[Entries from a dataset of interfaces]
'''

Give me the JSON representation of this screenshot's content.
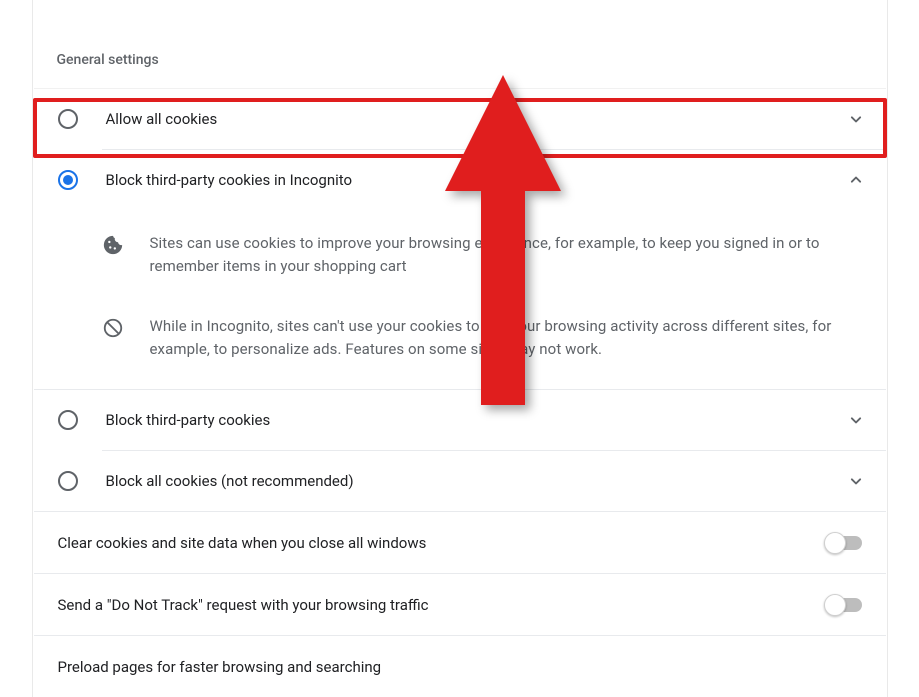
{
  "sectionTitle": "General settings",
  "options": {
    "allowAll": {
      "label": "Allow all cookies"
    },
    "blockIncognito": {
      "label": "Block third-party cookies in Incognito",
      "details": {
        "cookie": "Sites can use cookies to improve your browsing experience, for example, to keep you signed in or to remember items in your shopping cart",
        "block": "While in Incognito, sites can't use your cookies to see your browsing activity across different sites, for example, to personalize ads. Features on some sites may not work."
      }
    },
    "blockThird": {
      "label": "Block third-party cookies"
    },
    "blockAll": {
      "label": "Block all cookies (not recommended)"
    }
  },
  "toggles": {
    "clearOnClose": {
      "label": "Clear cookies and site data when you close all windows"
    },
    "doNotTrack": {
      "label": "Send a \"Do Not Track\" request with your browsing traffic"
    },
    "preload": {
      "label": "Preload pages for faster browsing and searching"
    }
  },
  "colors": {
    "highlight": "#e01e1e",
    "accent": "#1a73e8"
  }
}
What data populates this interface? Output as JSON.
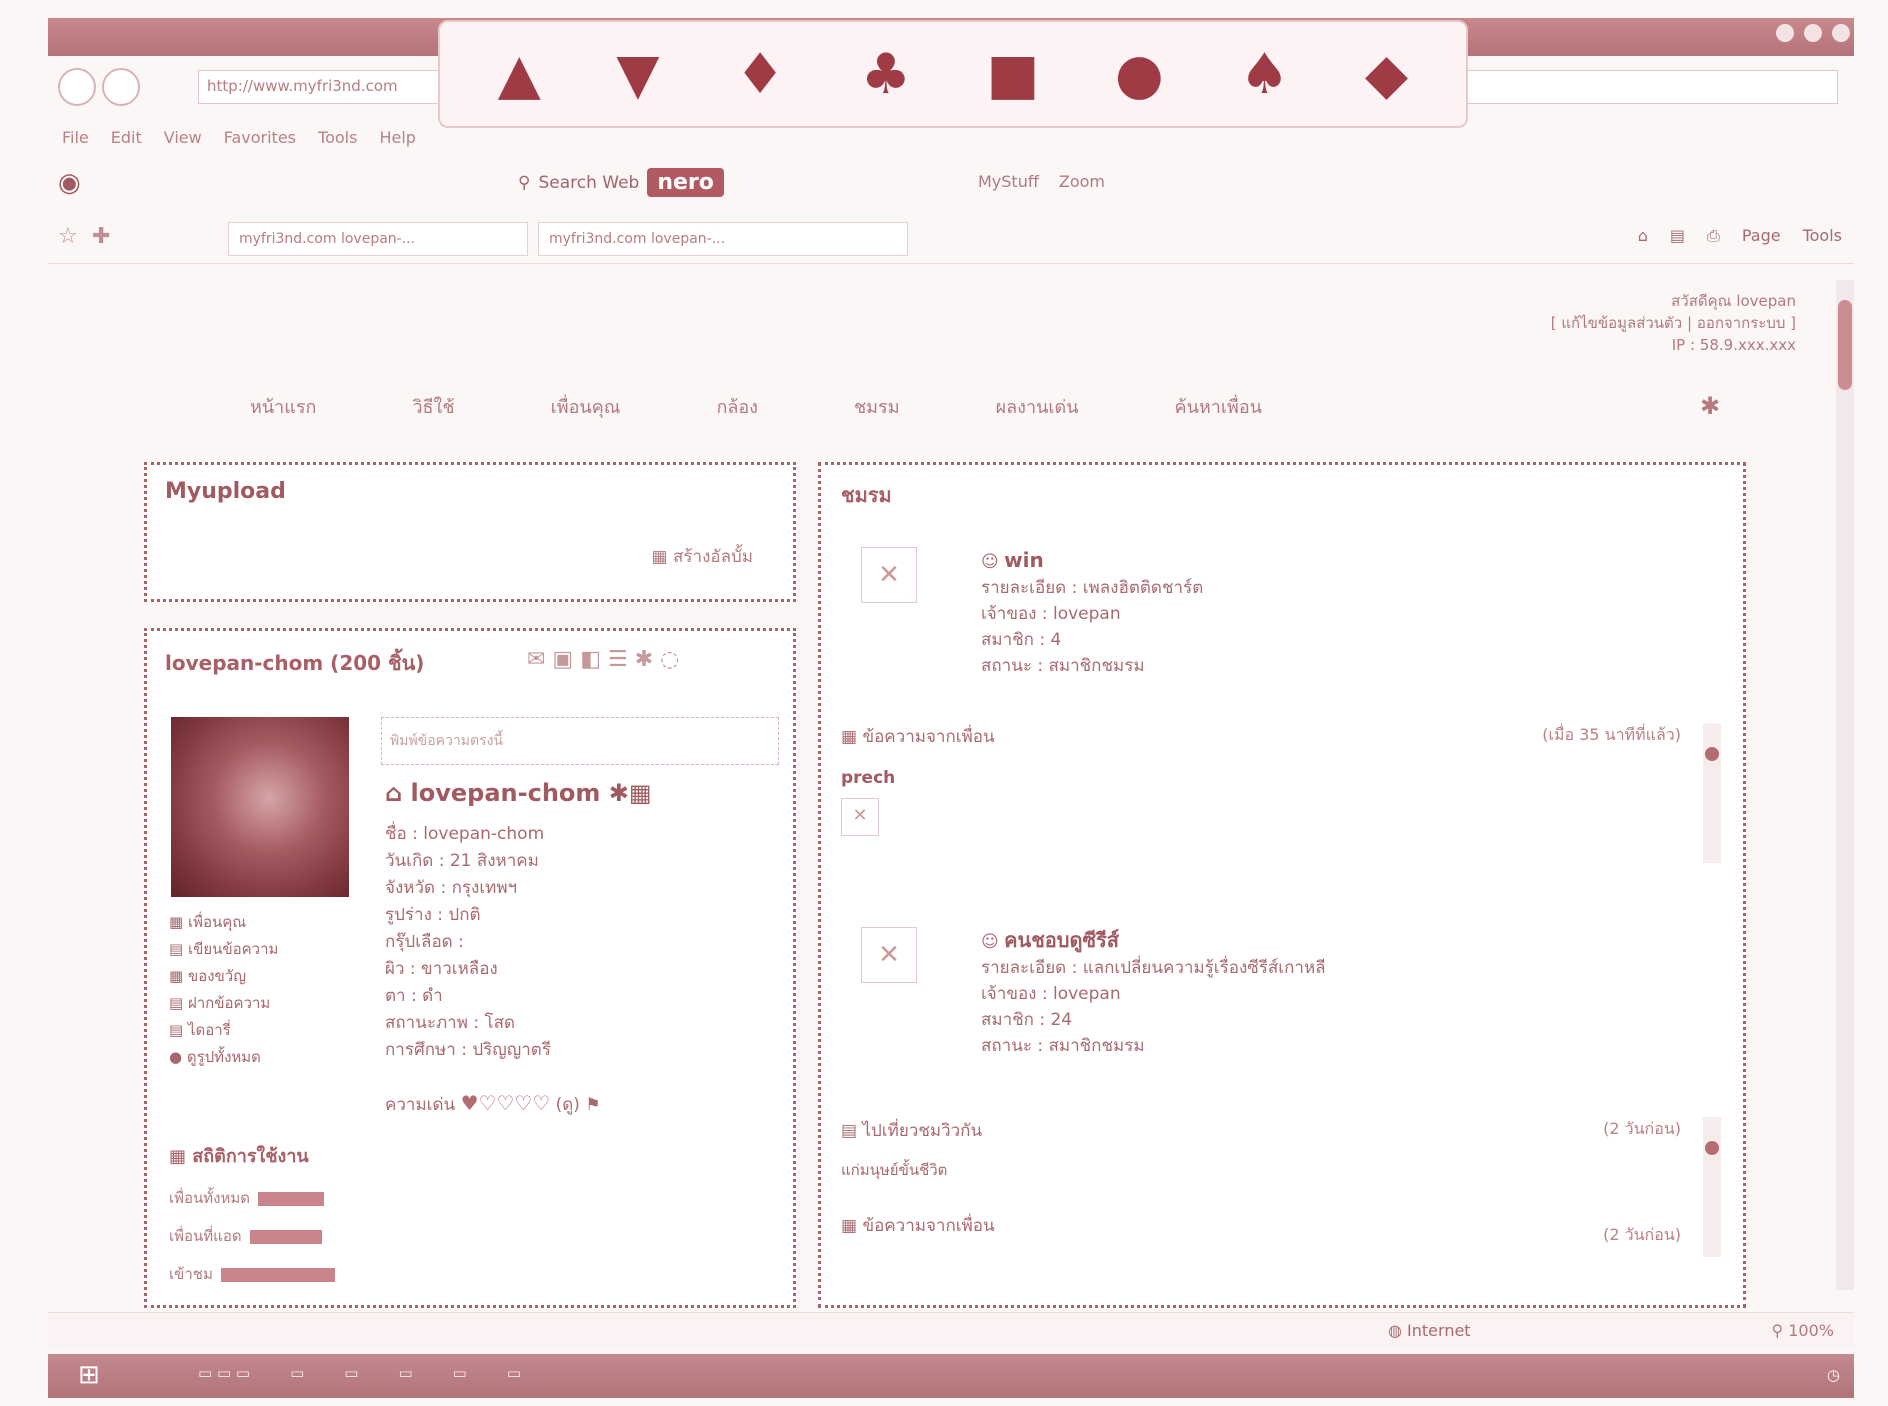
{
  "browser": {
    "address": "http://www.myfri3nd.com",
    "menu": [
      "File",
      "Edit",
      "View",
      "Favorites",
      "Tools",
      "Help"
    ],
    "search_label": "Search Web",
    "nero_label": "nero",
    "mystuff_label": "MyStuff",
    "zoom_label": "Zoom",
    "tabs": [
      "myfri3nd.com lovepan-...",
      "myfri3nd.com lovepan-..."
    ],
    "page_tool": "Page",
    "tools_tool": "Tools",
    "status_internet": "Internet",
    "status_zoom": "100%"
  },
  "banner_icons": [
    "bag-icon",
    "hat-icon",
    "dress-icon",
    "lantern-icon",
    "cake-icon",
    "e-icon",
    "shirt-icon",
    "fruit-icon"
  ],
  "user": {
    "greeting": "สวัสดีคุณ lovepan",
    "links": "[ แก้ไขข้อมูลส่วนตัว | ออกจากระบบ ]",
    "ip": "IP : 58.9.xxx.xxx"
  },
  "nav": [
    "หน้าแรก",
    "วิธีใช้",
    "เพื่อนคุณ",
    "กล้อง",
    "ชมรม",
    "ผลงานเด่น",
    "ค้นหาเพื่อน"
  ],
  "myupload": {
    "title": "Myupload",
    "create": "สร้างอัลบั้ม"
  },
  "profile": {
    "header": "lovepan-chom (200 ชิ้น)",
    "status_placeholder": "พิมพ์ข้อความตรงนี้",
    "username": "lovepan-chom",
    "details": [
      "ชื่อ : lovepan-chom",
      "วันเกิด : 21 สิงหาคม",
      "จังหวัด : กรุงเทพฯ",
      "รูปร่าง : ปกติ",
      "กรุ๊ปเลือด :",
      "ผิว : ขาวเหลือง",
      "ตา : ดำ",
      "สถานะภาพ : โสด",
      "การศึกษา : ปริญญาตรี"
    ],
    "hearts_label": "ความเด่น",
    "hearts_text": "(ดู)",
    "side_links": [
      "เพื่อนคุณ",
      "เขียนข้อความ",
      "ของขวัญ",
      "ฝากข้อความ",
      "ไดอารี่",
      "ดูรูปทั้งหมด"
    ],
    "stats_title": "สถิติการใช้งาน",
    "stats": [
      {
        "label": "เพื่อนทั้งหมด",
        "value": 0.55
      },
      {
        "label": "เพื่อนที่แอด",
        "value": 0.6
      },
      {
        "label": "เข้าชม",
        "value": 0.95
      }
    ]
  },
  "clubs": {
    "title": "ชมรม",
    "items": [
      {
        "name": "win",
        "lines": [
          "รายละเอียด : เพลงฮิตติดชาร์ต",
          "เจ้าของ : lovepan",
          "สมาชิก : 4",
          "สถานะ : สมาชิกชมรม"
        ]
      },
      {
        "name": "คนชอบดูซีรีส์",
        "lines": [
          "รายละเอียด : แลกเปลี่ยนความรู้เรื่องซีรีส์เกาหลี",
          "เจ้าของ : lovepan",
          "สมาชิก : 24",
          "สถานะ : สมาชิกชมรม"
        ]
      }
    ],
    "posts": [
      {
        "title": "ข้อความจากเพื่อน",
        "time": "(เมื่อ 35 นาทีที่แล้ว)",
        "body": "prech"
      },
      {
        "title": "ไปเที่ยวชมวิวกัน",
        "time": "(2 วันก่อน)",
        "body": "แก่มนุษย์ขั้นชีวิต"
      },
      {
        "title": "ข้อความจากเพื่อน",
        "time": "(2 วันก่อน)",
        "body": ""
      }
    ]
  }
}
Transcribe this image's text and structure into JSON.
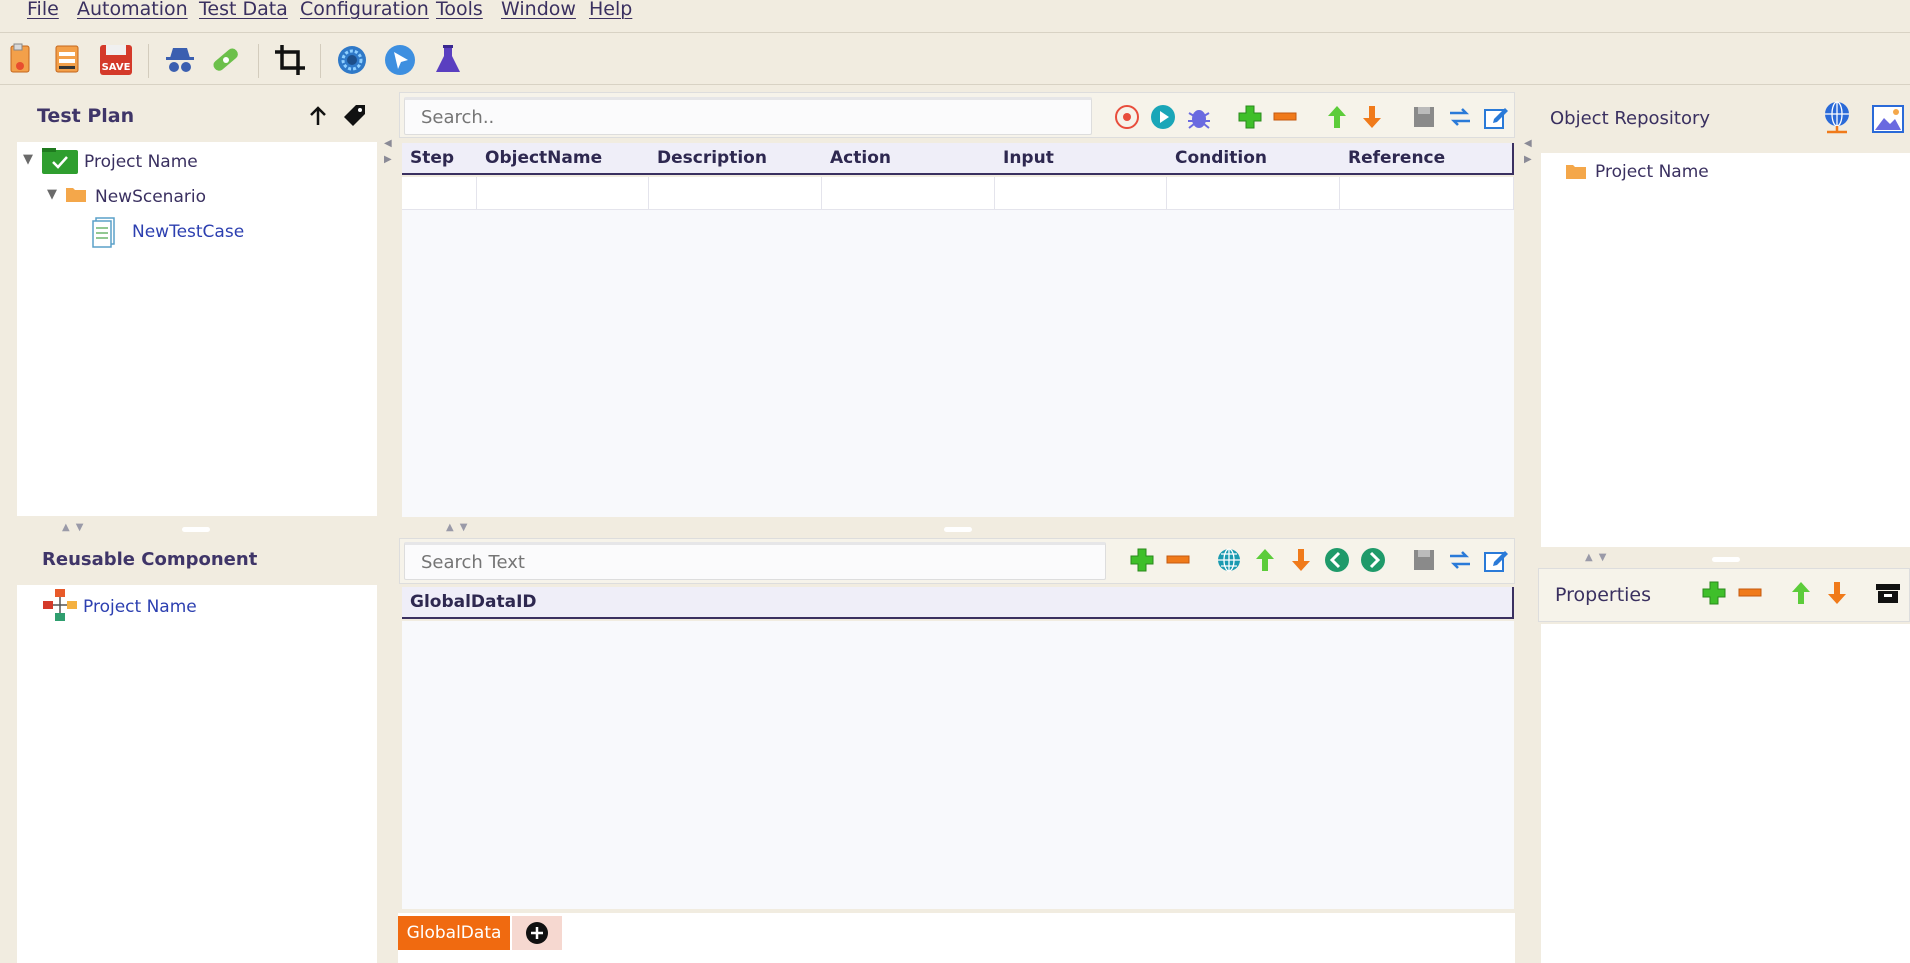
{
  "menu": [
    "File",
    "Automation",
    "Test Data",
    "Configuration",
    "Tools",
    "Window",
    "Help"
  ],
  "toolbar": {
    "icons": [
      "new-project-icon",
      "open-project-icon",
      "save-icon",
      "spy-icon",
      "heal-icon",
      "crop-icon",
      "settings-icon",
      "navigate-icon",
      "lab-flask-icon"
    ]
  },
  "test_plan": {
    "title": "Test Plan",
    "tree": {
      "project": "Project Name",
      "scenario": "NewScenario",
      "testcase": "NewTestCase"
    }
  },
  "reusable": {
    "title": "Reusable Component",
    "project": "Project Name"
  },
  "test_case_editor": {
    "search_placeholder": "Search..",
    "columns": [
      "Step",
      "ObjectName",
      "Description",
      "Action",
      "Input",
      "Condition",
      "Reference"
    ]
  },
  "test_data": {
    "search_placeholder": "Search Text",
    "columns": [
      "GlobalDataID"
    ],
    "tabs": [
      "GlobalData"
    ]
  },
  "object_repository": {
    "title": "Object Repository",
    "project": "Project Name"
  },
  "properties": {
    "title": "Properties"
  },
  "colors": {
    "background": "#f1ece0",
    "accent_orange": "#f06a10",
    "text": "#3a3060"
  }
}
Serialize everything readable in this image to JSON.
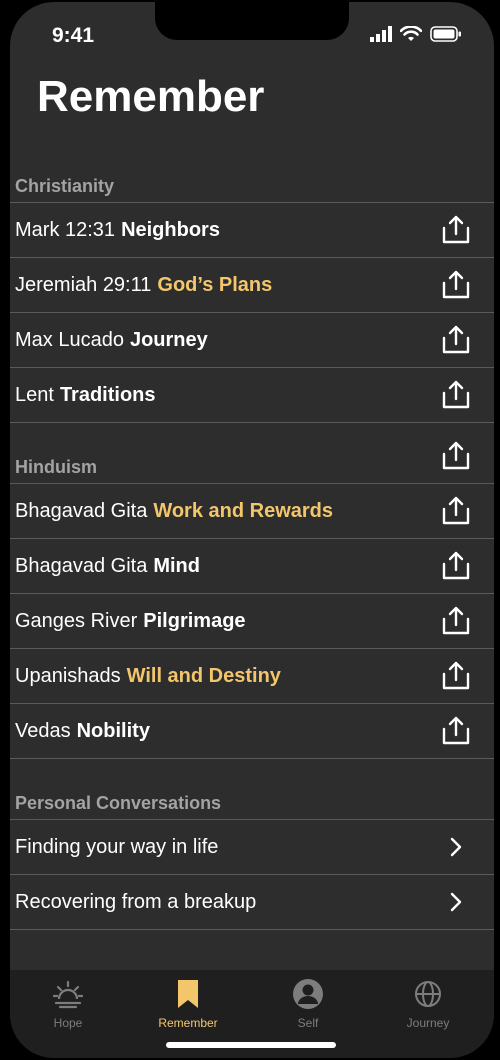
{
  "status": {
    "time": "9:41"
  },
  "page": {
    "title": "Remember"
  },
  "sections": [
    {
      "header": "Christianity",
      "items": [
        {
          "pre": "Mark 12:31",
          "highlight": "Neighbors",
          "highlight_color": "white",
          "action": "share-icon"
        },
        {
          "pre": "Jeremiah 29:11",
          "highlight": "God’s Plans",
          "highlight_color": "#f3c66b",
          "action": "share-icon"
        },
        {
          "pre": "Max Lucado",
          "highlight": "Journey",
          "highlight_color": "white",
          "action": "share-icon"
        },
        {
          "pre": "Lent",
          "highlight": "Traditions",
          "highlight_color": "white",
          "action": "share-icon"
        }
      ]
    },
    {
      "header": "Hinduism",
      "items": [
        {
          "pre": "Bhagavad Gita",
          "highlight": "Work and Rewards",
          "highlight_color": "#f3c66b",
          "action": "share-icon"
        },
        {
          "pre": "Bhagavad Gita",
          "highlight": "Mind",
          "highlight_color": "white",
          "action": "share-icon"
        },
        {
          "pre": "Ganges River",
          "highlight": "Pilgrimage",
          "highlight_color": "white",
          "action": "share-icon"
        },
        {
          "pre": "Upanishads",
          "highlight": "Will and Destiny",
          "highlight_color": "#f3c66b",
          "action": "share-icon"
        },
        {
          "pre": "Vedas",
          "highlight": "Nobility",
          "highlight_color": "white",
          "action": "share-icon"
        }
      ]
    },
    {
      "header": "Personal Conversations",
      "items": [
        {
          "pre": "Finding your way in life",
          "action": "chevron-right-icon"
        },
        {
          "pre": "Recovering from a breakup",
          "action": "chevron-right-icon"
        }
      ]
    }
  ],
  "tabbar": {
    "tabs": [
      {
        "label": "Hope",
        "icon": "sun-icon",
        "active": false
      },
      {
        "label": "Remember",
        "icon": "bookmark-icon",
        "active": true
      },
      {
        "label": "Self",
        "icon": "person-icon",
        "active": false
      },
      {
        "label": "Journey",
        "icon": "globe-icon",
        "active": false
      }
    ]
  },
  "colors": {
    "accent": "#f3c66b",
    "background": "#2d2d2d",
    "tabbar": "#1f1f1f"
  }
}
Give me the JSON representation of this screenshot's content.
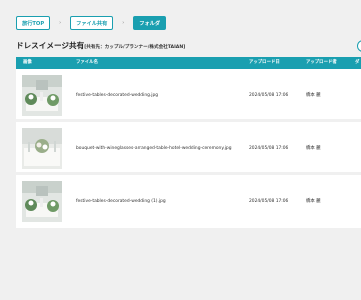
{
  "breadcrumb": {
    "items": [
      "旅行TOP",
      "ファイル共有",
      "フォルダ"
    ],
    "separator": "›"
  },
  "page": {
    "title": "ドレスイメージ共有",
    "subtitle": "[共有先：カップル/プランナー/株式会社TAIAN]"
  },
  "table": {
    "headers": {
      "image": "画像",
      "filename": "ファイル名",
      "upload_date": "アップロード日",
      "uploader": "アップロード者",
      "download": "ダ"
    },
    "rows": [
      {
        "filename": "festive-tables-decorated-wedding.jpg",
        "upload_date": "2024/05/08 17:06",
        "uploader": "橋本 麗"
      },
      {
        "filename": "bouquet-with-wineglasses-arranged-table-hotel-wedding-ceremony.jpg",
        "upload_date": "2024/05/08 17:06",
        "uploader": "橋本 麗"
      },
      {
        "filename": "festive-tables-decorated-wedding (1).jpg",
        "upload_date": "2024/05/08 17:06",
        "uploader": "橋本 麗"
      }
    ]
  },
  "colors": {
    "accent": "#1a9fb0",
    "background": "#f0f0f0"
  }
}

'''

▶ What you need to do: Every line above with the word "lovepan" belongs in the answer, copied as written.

▶ Task result:
      "myfri3nd.com lovepan-...",
      "myfri3nd.com lovepan-..."
    "greeting": "สวัสดีคุณ lovepan",
    "header": "lovepan-chom (200 ชิ้น)",
    "username": "lovepan-chom",
      "ชื่อ : lovepan-chom",
          "เจ้าของ : lovepan",
          "เจ้าของ : lovepan",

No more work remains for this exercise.